TASK TO CARRY OUT> Reproduce each line from the records that holds "globe".

SUPPLIED DATA>
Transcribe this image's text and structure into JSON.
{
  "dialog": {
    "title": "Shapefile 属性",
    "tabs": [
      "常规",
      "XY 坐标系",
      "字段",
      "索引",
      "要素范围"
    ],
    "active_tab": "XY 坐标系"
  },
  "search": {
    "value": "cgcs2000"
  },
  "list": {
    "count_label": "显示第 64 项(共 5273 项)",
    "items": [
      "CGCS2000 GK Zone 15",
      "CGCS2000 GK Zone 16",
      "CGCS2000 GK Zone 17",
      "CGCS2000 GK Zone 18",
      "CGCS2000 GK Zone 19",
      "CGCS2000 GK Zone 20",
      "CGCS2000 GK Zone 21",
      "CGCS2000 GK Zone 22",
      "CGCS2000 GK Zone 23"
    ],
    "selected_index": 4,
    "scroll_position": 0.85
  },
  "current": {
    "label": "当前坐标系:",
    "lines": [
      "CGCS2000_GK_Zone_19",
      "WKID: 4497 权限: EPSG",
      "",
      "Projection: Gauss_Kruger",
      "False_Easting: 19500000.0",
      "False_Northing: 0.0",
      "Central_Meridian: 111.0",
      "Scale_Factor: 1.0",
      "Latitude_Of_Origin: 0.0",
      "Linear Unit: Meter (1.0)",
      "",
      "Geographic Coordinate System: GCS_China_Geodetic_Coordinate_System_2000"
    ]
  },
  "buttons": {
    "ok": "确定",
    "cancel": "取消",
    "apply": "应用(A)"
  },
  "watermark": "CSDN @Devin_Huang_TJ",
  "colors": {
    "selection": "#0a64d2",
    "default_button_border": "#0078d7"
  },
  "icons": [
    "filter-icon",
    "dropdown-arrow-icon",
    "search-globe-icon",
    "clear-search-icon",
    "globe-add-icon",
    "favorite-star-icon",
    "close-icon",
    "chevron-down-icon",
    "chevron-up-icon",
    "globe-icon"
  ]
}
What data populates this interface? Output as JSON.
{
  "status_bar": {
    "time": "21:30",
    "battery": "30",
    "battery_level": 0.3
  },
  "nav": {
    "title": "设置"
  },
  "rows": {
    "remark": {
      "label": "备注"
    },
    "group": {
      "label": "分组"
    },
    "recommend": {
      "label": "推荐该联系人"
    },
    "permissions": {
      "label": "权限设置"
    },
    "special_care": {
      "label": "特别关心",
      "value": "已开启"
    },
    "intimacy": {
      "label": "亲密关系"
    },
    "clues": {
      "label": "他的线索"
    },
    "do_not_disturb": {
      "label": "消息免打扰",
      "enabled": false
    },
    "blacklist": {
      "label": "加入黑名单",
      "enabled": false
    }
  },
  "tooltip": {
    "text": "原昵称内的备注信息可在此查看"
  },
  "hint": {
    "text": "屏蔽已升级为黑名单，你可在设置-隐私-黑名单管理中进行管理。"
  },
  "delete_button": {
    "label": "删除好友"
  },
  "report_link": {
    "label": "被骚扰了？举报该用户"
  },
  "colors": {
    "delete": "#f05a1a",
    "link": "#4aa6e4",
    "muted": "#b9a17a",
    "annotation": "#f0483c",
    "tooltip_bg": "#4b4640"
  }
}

TASK SOLUTION>
    "search-globe-icon",
    "globe-add-icon",
    "globe-icon"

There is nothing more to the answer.